### What needs to be done
Among the entries below, find all lines that include "freemail" and copy them.
*** Data to process ***
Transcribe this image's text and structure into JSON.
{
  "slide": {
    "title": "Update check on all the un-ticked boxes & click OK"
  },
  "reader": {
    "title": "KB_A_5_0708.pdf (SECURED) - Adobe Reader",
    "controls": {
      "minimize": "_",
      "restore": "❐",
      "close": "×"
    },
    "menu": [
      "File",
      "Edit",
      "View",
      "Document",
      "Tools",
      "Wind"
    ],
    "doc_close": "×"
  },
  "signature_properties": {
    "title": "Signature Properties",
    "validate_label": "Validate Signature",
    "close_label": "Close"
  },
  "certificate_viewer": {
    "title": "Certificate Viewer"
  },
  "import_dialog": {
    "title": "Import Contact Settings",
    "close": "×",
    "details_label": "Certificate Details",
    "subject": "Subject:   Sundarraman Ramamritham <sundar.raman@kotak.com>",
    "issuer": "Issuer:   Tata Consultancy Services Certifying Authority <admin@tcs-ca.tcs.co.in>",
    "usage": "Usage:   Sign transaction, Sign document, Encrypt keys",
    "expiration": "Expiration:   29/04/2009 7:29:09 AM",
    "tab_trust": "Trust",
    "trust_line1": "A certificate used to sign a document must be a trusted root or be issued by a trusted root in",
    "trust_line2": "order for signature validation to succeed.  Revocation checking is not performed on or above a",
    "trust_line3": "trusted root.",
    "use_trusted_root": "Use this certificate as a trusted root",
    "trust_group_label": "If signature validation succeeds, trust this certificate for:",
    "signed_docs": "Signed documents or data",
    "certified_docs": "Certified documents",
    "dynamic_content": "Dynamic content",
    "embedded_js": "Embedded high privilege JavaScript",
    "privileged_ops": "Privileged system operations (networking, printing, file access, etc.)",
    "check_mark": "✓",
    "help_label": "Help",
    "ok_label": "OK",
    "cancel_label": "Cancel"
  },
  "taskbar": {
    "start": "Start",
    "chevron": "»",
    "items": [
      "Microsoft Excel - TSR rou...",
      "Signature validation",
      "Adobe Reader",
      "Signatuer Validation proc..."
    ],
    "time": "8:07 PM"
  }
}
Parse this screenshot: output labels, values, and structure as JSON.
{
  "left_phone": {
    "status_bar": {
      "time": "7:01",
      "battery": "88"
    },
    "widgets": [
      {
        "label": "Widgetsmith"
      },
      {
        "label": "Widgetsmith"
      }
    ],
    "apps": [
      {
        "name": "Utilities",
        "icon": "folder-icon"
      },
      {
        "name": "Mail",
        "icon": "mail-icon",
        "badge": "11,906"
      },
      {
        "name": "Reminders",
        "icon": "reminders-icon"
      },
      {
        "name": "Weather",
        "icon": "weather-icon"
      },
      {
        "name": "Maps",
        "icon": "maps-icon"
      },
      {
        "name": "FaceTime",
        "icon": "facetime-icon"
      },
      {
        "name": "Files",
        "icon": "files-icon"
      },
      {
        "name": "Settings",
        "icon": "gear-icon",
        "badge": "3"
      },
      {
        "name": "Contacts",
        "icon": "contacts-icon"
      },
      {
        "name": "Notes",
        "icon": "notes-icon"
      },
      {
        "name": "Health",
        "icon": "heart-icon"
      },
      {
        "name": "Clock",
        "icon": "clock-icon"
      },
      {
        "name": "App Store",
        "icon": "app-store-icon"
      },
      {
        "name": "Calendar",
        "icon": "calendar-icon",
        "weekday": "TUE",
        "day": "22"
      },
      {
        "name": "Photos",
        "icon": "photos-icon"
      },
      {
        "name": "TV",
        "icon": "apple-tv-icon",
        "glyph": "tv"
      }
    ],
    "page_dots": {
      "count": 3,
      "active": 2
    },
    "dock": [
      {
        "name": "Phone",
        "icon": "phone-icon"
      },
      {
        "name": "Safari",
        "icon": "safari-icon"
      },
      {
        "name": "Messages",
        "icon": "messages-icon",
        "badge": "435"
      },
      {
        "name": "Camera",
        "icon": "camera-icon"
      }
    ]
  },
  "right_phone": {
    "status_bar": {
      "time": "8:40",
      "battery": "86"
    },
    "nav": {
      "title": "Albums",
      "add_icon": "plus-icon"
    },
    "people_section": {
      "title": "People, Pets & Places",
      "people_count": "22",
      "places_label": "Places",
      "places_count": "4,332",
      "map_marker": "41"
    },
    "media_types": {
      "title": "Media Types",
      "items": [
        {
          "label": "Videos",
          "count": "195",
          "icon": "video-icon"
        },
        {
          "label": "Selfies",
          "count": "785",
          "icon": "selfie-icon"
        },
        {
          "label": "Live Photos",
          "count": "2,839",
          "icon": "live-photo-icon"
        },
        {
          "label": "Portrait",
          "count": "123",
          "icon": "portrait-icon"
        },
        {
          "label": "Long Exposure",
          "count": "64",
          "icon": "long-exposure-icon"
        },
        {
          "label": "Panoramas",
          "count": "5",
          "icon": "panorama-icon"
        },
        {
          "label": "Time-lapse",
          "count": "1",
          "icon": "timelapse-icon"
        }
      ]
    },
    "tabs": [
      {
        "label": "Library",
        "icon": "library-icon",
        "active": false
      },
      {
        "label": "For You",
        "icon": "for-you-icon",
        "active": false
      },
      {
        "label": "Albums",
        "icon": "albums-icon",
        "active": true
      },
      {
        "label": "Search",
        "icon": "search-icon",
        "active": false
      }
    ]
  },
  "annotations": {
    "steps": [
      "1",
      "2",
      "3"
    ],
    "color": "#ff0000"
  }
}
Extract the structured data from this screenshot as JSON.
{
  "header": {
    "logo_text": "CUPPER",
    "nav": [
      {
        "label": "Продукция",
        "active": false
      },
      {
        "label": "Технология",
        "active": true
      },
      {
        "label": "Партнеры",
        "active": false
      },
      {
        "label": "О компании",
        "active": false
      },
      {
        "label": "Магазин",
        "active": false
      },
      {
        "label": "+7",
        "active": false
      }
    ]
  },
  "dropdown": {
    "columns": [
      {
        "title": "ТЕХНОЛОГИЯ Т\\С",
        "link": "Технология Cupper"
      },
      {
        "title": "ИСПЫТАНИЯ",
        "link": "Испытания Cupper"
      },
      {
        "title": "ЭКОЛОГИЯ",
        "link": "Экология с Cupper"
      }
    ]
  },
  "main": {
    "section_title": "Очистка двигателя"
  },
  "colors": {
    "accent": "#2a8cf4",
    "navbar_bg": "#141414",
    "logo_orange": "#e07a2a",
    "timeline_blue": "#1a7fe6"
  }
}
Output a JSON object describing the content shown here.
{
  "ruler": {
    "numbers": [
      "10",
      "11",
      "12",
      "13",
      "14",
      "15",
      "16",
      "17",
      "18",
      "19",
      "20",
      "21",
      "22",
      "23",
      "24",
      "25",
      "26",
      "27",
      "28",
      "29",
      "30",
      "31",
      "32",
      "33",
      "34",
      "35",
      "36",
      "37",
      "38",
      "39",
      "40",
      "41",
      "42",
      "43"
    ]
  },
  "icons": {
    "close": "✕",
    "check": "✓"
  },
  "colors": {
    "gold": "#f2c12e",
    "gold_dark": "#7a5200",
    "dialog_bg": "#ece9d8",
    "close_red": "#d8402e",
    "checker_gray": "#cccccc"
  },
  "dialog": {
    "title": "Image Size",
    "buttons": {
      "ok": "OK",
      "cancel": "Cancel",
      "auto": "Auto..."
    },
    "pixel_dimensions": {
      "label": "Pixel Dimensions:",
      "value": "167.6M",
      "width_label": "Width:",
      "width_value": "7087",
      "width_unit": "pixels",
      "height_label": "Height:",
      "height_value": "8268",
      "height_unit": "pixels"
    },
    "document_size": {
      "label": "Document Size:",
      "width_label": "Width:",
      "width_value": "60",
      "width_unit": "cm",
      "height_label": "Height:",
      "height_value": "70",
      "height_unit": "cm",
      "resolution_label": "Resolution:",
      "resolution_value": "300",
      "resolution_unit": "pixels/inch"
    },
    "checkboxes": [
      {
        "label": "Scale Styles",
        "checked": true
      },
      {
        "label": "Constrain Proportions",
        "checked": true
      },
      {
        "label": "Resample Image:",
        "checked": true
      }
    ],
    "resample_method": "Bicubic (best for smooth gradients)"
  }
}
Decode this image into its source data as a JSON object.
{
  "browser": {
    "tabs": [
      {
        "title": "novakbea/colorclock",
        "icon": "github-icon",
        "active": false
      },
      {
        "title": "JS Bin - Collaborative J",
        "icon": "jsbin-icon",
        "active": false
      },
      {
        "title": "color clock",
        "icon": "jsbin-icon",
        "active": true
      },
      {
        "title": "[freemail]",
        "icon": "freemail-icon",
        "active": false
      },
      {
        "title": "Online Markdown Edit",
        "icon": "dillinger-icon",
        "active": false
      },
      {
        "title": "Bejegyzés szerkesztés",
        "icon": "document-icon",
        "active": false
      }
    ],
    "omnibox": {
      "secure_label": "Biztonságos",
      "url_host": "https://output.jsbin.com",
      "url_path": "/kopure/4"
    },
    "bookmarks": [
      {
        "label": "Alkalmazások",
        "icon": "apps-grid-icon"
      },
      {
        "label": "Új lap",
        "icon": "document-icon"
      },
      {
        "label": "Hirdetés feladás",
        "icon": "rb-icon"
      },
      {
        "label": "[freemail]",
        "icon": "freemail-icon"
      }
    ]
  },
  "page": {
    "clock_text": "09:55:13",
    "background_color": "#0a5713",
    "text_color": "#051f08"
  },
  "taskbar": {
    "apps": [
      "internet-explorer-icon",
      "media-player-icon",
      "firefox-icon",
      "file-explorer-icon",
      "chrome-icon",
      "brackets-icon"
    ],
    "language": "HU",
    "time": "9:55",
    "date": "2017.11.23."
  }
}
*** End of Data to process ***
### Reply
        "title": "[freemail]",
        "icon": "freemail-icon",
        "label": "[freemail]",
        "icon": "freemail-icon"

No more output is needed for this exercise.